• Task prompt
Find every line in the records below that holds the word "Subscription", and copy it out.

• Record extracts
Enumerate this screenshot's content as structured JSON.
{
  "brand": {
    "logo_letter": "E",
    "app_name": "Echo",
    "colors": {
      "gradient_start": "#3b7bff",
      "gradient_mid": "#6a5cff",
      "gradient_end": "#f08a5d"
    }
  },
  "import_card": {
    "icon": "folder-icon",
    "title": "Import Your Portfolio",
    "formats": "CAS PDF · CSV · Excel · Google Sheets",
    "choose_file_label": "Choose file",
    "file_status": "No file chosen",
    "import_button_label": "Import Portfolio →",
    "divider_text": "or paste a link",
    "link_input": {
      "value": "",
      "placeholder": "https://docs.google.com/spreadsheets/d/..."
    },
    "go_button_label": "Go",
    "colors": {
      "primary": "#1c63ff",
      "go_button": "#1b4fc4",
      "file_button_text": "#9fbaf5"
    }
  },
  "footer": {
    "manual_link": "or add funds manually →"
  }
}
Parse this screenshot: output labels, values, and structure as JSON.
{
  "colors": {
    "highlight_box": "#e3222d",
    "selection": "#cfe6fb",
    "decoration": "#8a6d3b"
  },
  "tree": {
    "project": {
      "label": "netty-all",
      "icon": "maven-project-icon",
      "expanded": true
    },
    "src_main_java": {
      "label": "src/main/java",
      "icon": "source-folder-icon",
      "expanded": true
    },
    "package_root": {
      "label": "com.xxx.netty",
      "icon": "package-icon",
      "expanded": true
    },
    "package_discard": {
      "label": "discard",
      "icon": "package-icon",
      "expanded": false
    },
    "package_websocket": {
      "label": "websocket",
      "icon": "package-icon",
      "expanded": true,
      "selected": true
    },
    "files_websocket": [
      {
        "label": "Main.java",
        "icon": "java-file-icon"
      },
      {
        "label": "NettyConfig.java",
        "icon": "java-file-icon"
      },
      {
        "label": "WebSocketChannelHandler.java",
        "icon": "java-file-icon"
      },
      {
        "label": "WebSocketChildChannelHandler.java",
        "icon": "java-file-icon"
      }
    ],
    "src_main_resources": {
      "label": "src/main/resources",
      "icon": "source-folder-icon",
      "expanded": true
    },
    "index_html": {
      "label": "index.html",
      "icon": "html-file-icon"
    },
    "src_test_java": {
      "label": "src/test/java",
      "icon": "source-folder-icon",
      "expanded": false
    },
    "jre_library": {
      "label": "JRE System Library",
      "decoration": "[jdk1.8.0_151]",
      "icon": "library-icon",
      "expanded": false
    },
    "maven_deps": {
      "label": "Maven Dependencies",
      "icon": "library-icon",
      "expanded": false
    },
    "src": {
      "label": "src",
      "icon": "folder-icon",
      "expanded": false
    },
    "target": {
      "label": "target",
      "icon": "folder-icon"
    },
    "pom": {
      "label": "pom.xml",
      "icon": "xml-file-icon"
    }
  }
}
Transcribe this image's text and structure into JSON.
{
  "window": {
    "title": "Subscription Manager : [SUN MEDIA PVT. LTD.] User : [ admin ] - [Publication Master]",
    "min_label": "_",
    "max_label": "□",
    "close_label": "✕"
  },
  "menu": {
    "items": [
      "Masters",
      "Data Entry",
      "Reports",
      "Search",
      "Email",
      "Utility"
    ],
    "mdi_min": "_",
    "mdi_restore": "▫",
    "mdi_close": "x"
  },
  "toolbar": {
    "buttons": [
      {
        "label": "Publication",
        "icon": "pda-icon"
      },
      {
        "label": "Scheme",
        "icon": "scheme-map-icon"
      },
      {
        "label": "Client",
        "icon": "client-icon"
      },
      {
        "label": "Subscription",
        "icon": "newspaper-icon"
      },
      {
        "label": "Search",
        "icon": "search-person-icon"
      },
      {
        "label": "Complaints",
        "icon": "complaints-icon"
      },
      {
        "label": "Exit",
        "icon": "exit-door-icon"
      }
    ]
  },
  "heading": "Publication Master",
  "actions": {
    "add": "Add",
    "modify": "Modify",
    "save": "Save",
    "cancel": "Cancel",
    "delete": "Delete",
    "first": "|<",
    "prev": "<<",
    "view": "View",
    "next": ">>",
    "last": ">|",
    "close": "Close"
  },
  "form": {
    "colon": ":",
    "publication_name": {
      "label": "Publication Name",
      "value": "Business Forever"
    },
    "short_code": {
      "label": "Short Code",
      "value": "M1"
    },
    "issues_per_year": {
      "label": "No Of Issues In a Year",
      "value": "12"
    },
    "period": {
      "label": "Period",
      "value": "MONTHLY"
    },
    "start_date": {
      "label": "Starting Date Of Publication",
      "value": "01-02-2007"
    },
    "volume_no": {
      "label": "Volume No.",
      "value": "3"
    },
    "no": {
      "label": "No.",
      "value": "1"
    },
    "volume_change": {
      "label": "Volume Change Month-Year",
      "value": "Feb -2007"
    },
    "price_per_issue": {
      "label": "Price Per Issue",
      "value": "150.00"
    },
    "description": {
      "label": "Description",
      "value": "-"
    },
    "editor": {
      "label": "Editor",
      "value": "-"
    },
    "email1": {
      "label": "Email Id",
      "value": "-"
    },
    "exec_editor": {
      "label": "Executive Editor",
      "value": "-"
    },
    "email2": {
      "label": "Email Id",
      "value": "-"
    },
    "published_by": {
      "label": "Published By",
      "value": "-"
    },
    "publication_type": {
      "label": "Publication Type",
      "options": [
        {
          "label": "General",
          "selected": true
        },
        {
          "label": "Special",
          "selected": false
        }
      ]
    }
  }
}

• Task output
    "title": "Subscription Manager : [SUN MEDIA PVT. LTD.] User : [ admin ] - [Publication Master]",
        "label": "Subscription",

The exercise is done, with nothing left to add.